[[ Dataset entries, beginning ]]

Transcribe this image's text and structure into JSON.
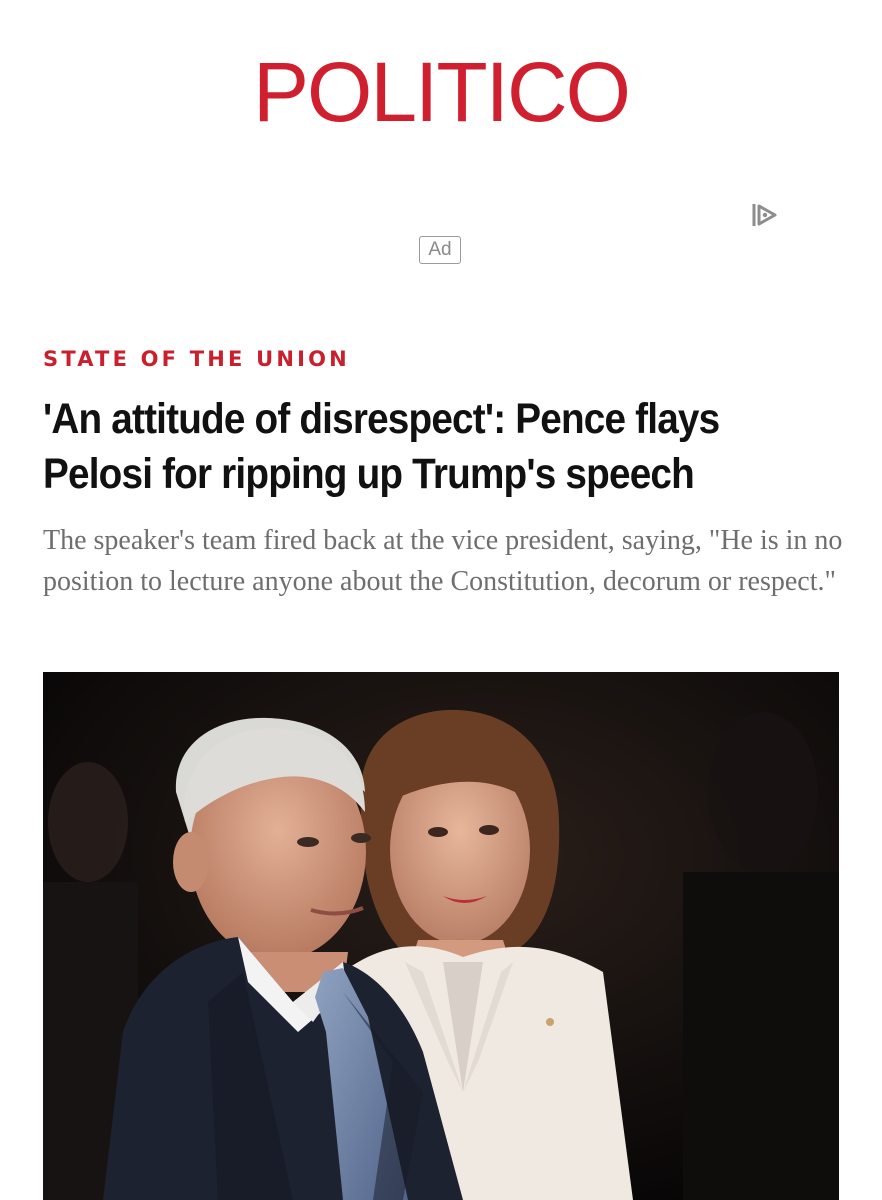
{
  "header": {
    "logo_text": "POLITICO"
  },
  "ad": {
    "badge_label": "Ad",
    "choices_icon": "adchoices-icon"
  },
  "article": {
    "kicker": "STATE OF THE UNION",
    "headline": "'An attitude of disrespect': Pence flays Pelosi for ripping up Trump's speech",
    "dek": "The speaker's team fired back at the vice president, saying, \"He is in no position to lecture anyone about the Constitution, decorum or respect.\"",
    "photo_subject": "Photo of Mike Pence and Nancy Pelosi"
  },
  "colors": {
    "brand_red": "#d0202f",
    "kicker_red": "#c8202c",
    "headline": "#111111",
    "dek_gray": "#6e6e6e"
  }
}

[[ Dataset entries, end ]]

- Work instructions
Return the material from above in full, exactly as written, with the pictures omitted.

- Solution
Transcribe this image's text and structure into JSON.
{
  "header": {
    "logo_text": "POLITICO"
  },
  "ad": {
    "badge_label": "Ad",
    "choices_icon": "adchoices-icon"
  },
  "article": {
    "kicker": "STATE OF THE UNION",
    "headline": "'An attitude of disrespect': Pence flays Pelosi for ripping up Trump's speech",
    "dek": "The speaker's team fired back at the vice president, saying, \"He is in no position to lecture anyone about the Constitution, decorum or respect.\"",
    "photo_subject": "Photo of Mike Pence and Nancy Pelosi"
  },
  "colors": {
    "brand_red": "#d0202f",
    "kicker_red": "#c8202c",
    "headline": "#111111",
    "dek_gray": "#6e6e6e"
  }
}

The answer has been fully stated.